1st Edition

The Rediscovery of Teaching

By Gert Biesta Copyright 2017
    122 Pages
    by Routledge

    122 Pages
    by Routledge

    The Rediscovery of Teaching presents the innovative claim that teaching does not necessarily have to be perceived as an act of control but can be understood and configured as a way of activating possibilities for students to exist as subjects. By framing teaching as an act of dissensus, that is, as an interruption of egological ways of being, this book positions teaching at the progressive end of the educational spectrum, where it can be reconnected with the emancipatory ambitions of education.
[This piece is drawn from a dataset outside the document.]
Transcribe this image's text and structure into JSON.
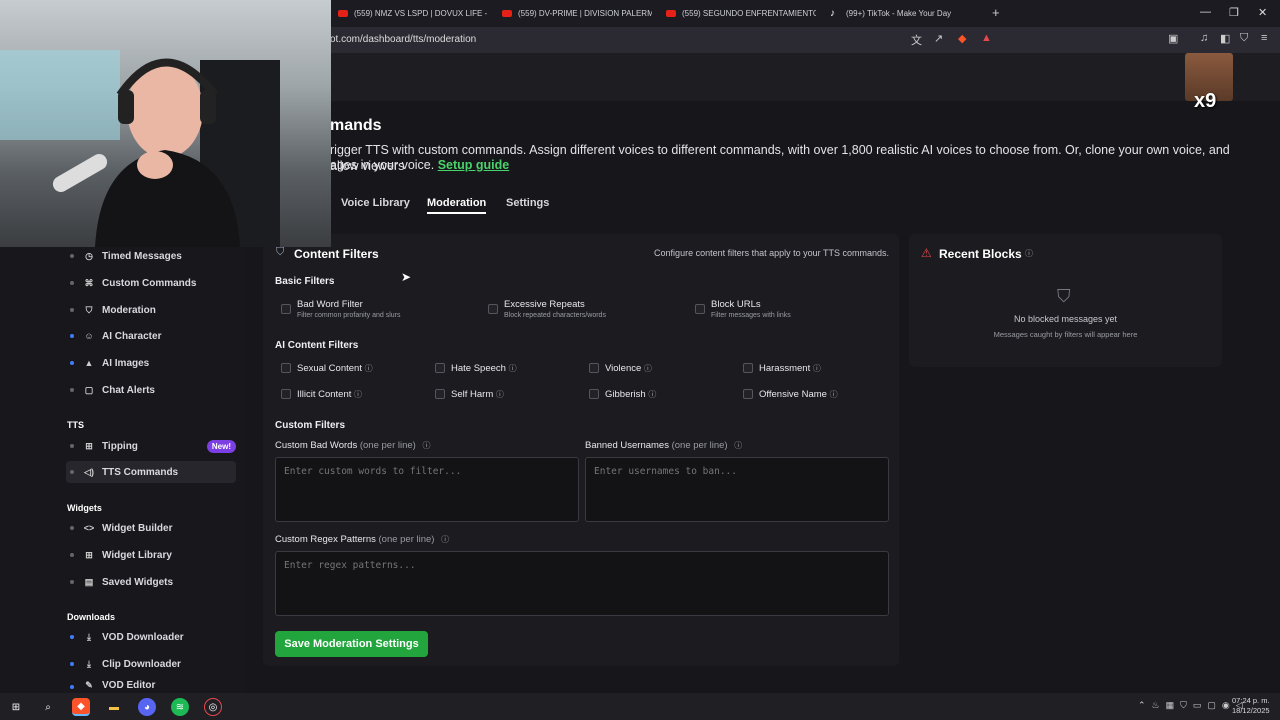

In conversation with the works of Emmanuel Levinas, Paulo Freire, Jacques Rancière, and other theorists, Gert Biesta shows how students’ existence as subjects hinges on the creation of existential possibilities, through which students can assert their "grown-up" place in the world. Written for researchers and students in the areas of philosophy of education, educational theory, curriculum theory, teaching, and teacher education, The Rediscovery of Teaching demonstrates the important role of teachers and teaching in the project of education as emancipation towards grown-up ways of being in the world.



    Prologue The need for a re(dis)covery of teaching

    Chapter 1 What is the educational task?

    Chapter 2 Freeing teaching from learning

    Chapter 3 The rediscovery of teaching

    Chapter 4 Don’t be fooled by ignorant schoolmasters

    Chapter 5 Asking the impossible: Teaching as dissensus

    Epilogue Giving teaching back to education



    About the author


    Gert J. J. Biesta is Professor of Education and Director of Research at the Department of Education of Brunel University London, UK.

    "This book is an essential read for anyone interested in the philosophy of education, education theories or the important role of the teacher. As someone new to philosophy I was challenged by the terminology, but recognized and agreed with many of the ideas and arguments presented."—  Wendy Coley, inTuition (Society for Education & Training)